3rd ed. S.G..Keiser. 2000 .McGrawHill.Single mode fiber dispersion S . PATIL ASSISTANT PROFESSOR Optical Fiber communications.

. S.Keiser. 2000 .G. PATIL ASSISTANT PROFESSOR Optical Fiber communications. 3rd ed.Single mode fiber dispersion S .McGrawHill.

PATIL ASSISTANT PROFESSOR n1  n2 2 [3-30] [3-31] [3-32] 2 . S.405 and c  V • Dispersion: d D ( )   Dmat ( )  Dwg ( ) d   D( ) L  • For non-dispersion-shifted fibers (1270 nm – 1340 nm) • For dispersion shifted fibers (1500 nm.1600 nm) S .Single mode Cut-off wavelength & Dispersion 2a • Fundamental mode is HE11 or LP01 with V=2.

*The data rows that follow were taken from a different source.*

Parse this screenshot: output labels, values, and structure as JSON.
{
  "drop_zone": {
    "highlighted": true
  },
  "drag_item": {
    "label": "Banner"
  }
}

PATIL ASSISTANT PROFESSOR [3-34] [3-35] S0 . and is the value of the dispersion slope in ps/(nm . S. S 0  S (0 )  dD d  0 S0  0 4  D ( )  1 ( )   4    S .km).Dispersion for non-dispersion-shifted fibers (1270 nm – 1340 nm) S0 0 2  ( )   0  (  ) 8  2 •  0 is relative delay minimum at the zero-dispersion wavelength 0 2 [3-33] .

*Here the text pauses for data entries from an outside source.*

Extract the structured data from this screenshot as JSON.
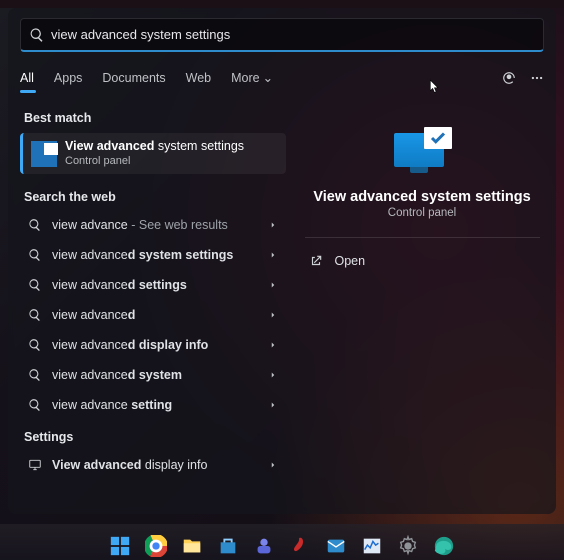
{
  "search": {
    "query": "view advanced system settings"
  },
  "tabs": [
    "All",
    "Apps",
    "Documents",
    "Web",
    "More"
  ],
  "best_match": {
    "header": "Best match",
    "title_strong": "View advanced",
    "title_rest": " system settings",
    "subtitle": "Control panel"
  },
  "web": {
    "header": "Search the web",
    "items": [
      {
        "text_html": "view advance",
        "hint": " - See web results"
      },
      {
        "text_html": "view advance<b>d system settings</b>"
      },
      {
        "text_html": "view advance<b>d settings</b>"
      },
      {
        "text_html": "view advance<b>d</b>"
      },
      {
        "text_html": "view advance<b>d display info</b>"
      },
      {
        "text_html": "view advance<b>d system</b>"
      },
      {
        "text_html": "view advance <b>setting</b>"
      }
    ]
  },
  "settings": {
    "header": "Settings",
    "items": [
      {
        "text_html": "<b>View advanced</b> display info"
      }
    ]
  },
  "detail": {
    "title": "View advanced system settings",
    "subtitle": "Control panel",
    "open": "Open"
  },
  "taskbar": [
    "start",
    "chrome",
    "explorer",
    "store",
    "teams",
    "media",
    "mail",
    "photos",
    "settings",
    "edge"
  ]
}
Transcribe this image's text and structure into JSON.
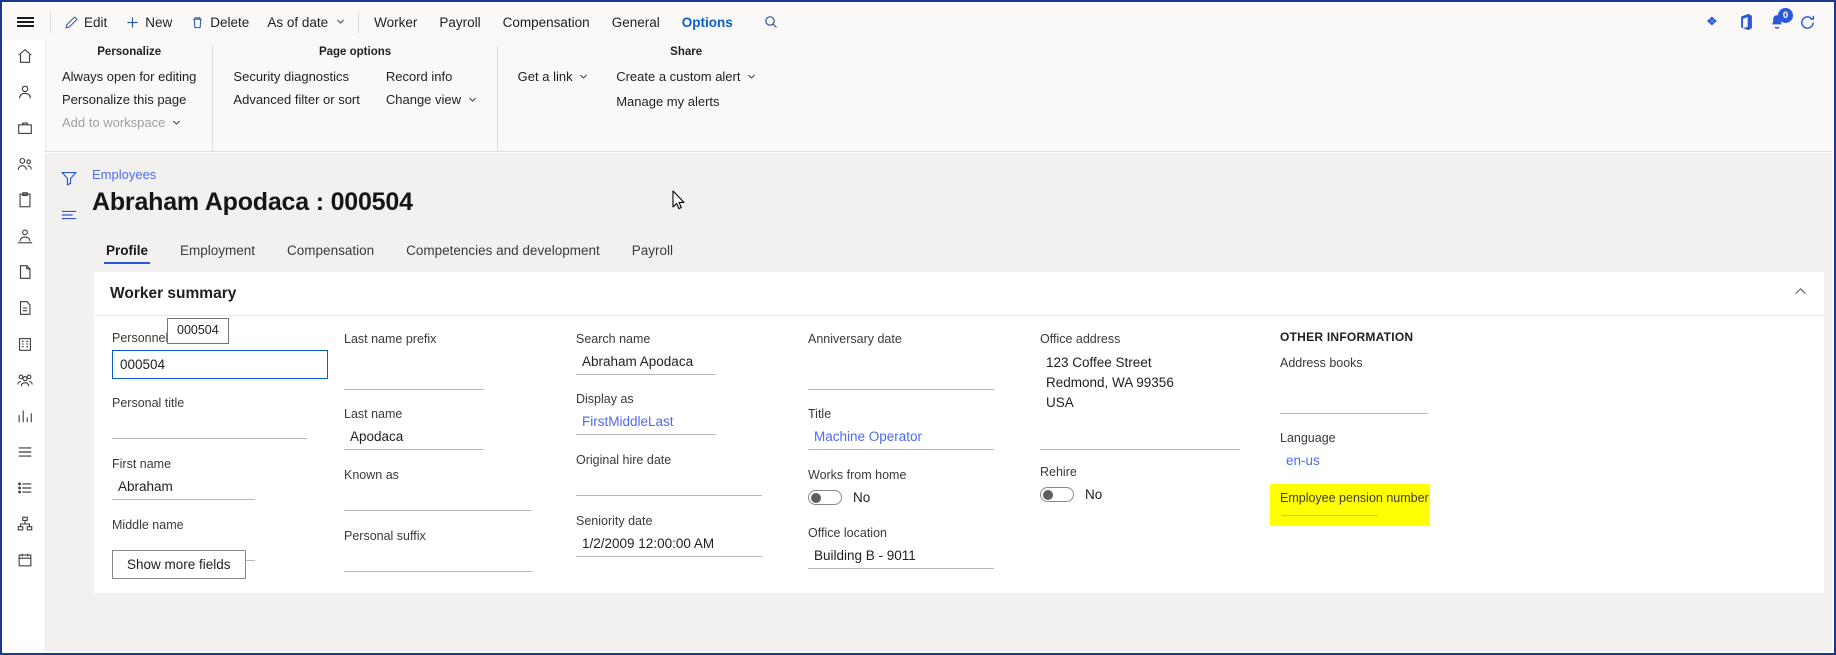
{
  "topbar": {
    "menu_icon": "hamburger-icon",
    "buttons": [
      {
        "label": "Edit",
        "icon": "pencil-icon"
      },
      {
        "label": "New",
        "icon": "plus-icon"
      },
      {
        "label": "Delete",
        "icon": "trash-icon"
      },
      {
        "label": "As of date",
        "icon": "chevron-down-icon",
        "has_caret": true
      }
    ],
    "tabs": [
      {
        "label": "Worker",
        "active": false
      },
      {
        "label": "Payroll",
        "active": false
      },
      {
        "label": "Compensation",
        "active": false
      },
      {
        "label": "General",
        "active": false
      },
      {
        "label": "Options",
        "active": true
      }
    ],
    "search_icon": "search-icon",
    "right_icons": [
      {
        "name": "dynamics-icon"
      },
      {
        "name": "office-app-launcher-icon"
      },
      {
        "name": "notifications-icon",
        "badge": "0"
      },
      {
        "name": "refresh-icon"
      }
    ]
  },
  "ribbon": {
    "groups": [
      {
        "title": "Personalize",
        "columns": [
          [
            {
              "label": "Always open for editing",
              "disabled": false
            },
            {
              "label": "Personalize this page",
              "disabled": false
            },
            {
              "label": "Add to workspace",
              "disabled": true,
              "caret": true
            }
          ]
        ]
      },
      {
        "title": "Page options",
        "columns": [
          [
            {
              "label": "Security diagnostics",
              "disabled": false
            },
            {
              "label": "Advanced filter or sort",
              "disabled": false
            }
          ],
          [
            {
              "label": "Record info",
              "disabled": false
            },
            {
              "label": "Change view",
              "disabled": false,
              "caret": true
            }
          ]
        ]
      },
      {
        "title": "",
        "columns": [
          [
            {
              "label": "Get a link",
              "disabled": false,
              "caret": true
            }
          ]
        ]
      },
      {
        "title": "Share",
        "columns": [
          [
            {
              "label": "Create a custom alert",
              "disabled": false,
              "caret": true
            },
            {
              "label": "Manage my alerts",
              "disabled": false
            }
          ]
        ]
      }
    ]
  },
  "page": {
    "breadcrumb": "Employees",
    "title": "Abraham Apodaca : 000504",
    "tabs": [
      {
        "label": "Profile",
        "active": true
      },
      {
        "label": "Employment",
        "active": false
      },
      {
        "label": "Compensation",
        "active": false
      },
      {
        "label": "Competencies and development",
        "active": false
      },
      {
        "label": "Payroll",
        "active": false
      }
    ]
  },
  "card": {
    "title": "Worker summary",
    "collapse_icon": "chevron-up-icon",
    "show_more_label": "Show more fields",
    "tooltip": "000504",
    "columns": {
      "col1": [
        {
          "label": "Personnel",
          "value": "000504",
          "type": "input"
        },
        {
          "label": "Personal title",
          "value": "",
          "type": "text"
        },
        {
          "label": "First name",
          "value": "Abraham",
          "type": "text"
        },
        {
          "label": "Middle name",
          "value": "",
          "type": "text"
        }
      ],
      "col2": [
        {
          "label": "Last name prefix",
          "value": "",
          "type": "text"
        },
        {
          "label": "Last name",
          "value": "Apodaca",
          "type": "text"
        },
        {
          "label": "Known as",
          "value": "",
          "type": "text"
        },
        {
          "label": "Personal suffix",
          "value": "",
          "type": "text"
        }
      ],
      "col3": [
        {
          "label": "Search name",
          "value": "Abraham Apodaca",
          "type": "text"
        },
        {
          "label": "Display as",
          "value": "FirstMiddleLast",
          "type": "link"
        },
        {
          "label": "Original hire date",
          "value": "",
          "type": "text"
        },
        {
          "label": "Seniority date",
          "value": "1/2/2009 12:00:00 AM",
          "type": "text"
        }
      ],
      "col4": [
        {
          "label": "Anniversary date",
          "value": "",
          "type": "text"
        },
        {
          "label": "Title",
          "value": "Machine Operator",
          "type": "link"
        },
        {
          "label": "Works from home",
          "value": "No",
          "type": "toggle"
        },
        {
          "label": "Office location",
          "value": "Building B - 9011",
          "type": "text"
        }
      ],
      "col5": [
        {
          "label": "Office address",
          "value": "",
          "type": "address",
          "lines": [
            "123 Coffee Street",
            "Redmond, WA 99356",
            "USA"
          ]
        },
        {
          "label": "Rehire",
          "value": "No",
          "type": "toggle"
        }
      ],
      "col6": {
        "header": "OTHER INFORMATION",
        "fields": [
          {
            "label": "Address books",
            "value": "",
            "type": "text"
          },
          {
            "label": "Language",
            "value": "en-us",
            "type": "link"
          },
          {
            "label": "Employee pension number",
            "value": "",
            "type": "text",
            "highlighted": true
          }
        ]
      }
    }
  },
  "left_rail": {
    "items": [
      {
        "name": "home-icon"
      },
      {
        "name": "person-icon"
      },
      {
        "name": "briefcase-icon"
      },
      {
        "name": "people-icon"
      },
      {
        "name": "clipboard-icon"
      },
      {
        "name": "person-badge-icon"
      },
      {
        "name": "page-icon"
      },
      {
        "name": "page-alt-icon"
      },
      {
        "name": "building-icon"
      },
      {
        "name": "people-group-icon"
      },
      {
        "name": "chart-icon"
      },
      {
        "name": "list-icon"
      },
      {
        "name": "list-alt-icon"
      },
      {
        "name": "org-chart-icon"
      },
      {
        "name": "calendar-icon"
      }
    ]
  },
  "content_rail": {
    "items": [
      {
        "name": "filter-icon"
      },
      {
        "name": "lines-icon"
      }
    ]
  },
  "colors": {
    "accent": "#2a58d8",
    "link": "#4f6bed",
    "highlight": "#ffff00",
    "window_border": "#1b3a8f",
    "chrome_bg": "#faf9f8",
    "content_bg": "#f2f1f0"
  }
}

1600 nm) S0  ( )   0  (  0 ) 2 2 D ( )  (  0 ) S 0 S . S. PATIL ASSISTANT PROFESSOR [3-36] [3-37] .Dispersion for dispersion shifted fibers (1500 nm.

Keiser. PATIL ASSISTANT PROFESSOR Optical Fiber communications.G. 2000 .. S.McGrawHill. 3rd ed.Example of dispersion Performance curve for Set of SM-fiber S .

.G.Example of BW vs wavelength for various optical sources for SM-fiber.McGrawHill. 3rd ed. S .Keiser. 2000 . PATIL ASSISTANT PROFESSOR Optical Fiber communications. S.

.G. S.Keiser. 3rd ed. 2000 .MFD S . PATIL ASSISTANT PROFESSOR Optical Fiber communications.McGrawHill.

S. PATIL ASSISTANT PROFESSOR Optical Fiber communications.McGrawHill..G.Bending Loss S . 3rd ed. 2000 .Keiser.

McGrawHill.. 3rd ed. S. 2000 .Keiser.G.Bending effects on loss vs MFD S . PATIL ASSISTANT PROFESSOR Optical Fiber communications.

S.56  103 .G.07 n2 S . 3 2  0.6 m.Keiser..Bend loss versus bend radius a  3.McGrawHill. b  60m n n   3. PATIL ASSISTANT PROFESSOR Optical Fiber communications. 2000 . 3rd ed.

Kerr effect Temporal changes in a narrow optical pulse that is subjected to Kerr nonlinearity in A dispersive medium with positive GVD. where I is the intensity of Optical wave. S. PATIL ASSISTANT PROFESSOR . S . n  n0  n2 I Kerr nonlinearity in fiber.

S. Kerr Nonlinearity tends to squeeze the pulse. S .First-order Soliton Temporal changes in a medium with Kerr nonlinearity and negative GVD. Since dispersion tends to broaden the pulse. resulting in a formation of optical soliton. PATIL ASSISTANT PROFESSOR .